In 1933, the same year that Dr. Donald Tewksbury, dean of the college, decided to change St. Stephens College to Bard College in an attempt to court more secular students, Fite’s alma mater hired him as the director of its Fine Arts program.
Fite spent a sabbatical studying the Mayan ruins of Copán in Mexico, where he developed a fascination and abiding respect for dry mason construction, which uses no adhesive; instead layering free standing stones to create a structure – the method he later used for Opus 40. After getting hired at the newly christened Bard College, Fite became involved with the Maverick artist colony and built his home on a rock quarry on the edge of Saugerties. He worked on Opus 40 primarily in the summertime, when he wasn’t distracted by his work at Bard, mostly in his boxer shorts because of the stifling heat. And he looked good doing it.
“I mean, the guy was like Adonis. The physique on this guy was incredible,” says Gerrard. True. Photos in Richards’ book and in Opus 40’s museum portray a rather-ripped Fite.
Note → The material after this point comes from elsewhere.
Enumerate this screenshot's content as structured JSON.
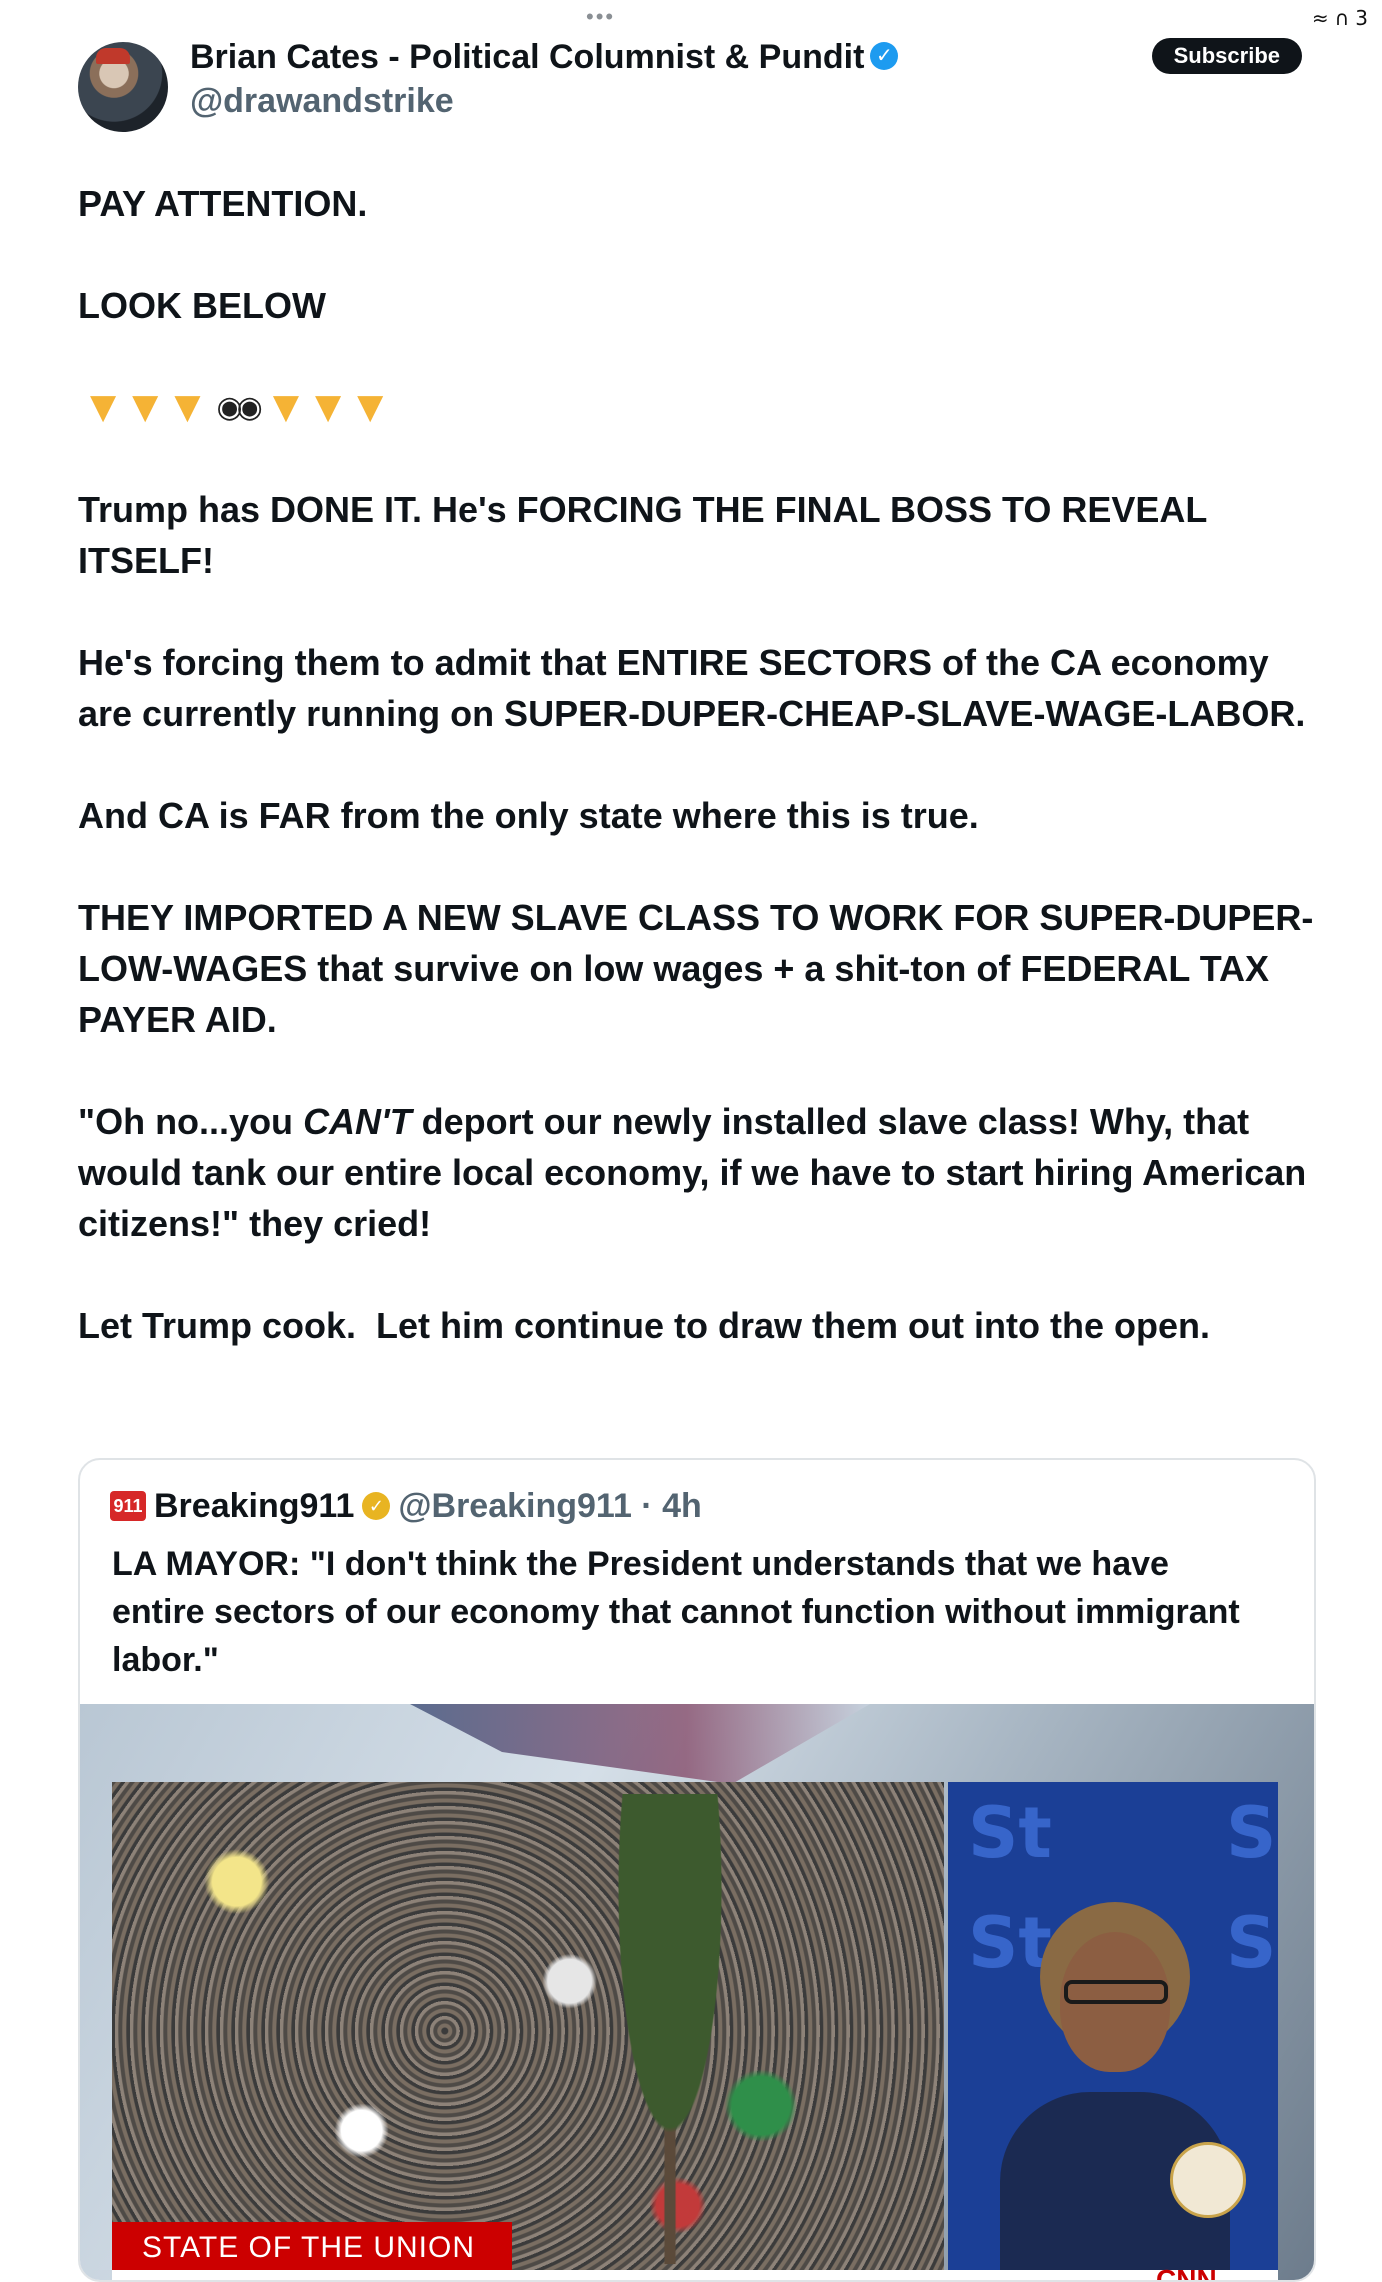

Harvey Fite has a great story. It’s got dancing and acting and features other 20th century notables and artists (Fite was pals with comparative religion maestro Joseph Campbell), and stars a pretty studly guy. It’s surprising, actually, that it hasn’t been made into a movie yet, considering the uncanny story arc of Fite’s life.
Gallagher and Himberger say that their desire to tell Fite’s story stems from an admiration for his work, and for the area as a whole.
“You can’t find a place like this anyplace else in the world – a place as beautiful as this, a place as artistic as this, that close to an urban area (New York). That’s why Peter and I really want to tell the story of Opus 40. Not only is it a great story of human interest and of art and of everything else, but it’s a great story of the Hudson Valley. The Hudson Valley, because we grew up here, is so embedded in us, so embedded in our souls – and we’ve been around the world,” says Gallagher.
“We’ve been to a lot of places,” agrees Himberger. “But there’s no place in the world as beautiful, to us, as the Hudson Valley and places like Opus 40.”
While the project is currently in the development phase and there is no set release date, the working title of the documentary, according to Himberger, is One Man. The name is based on their admiration for Fite’s mind-boggling dedication to building Opus 40, which he crafted all on his own, shooing away would-be helpers.
“He built this all on his own,” says Himberger in a breath of resigned astonishment. “Sometimes it’s hard for me to even rake my front yard. But this? This was just one guy…”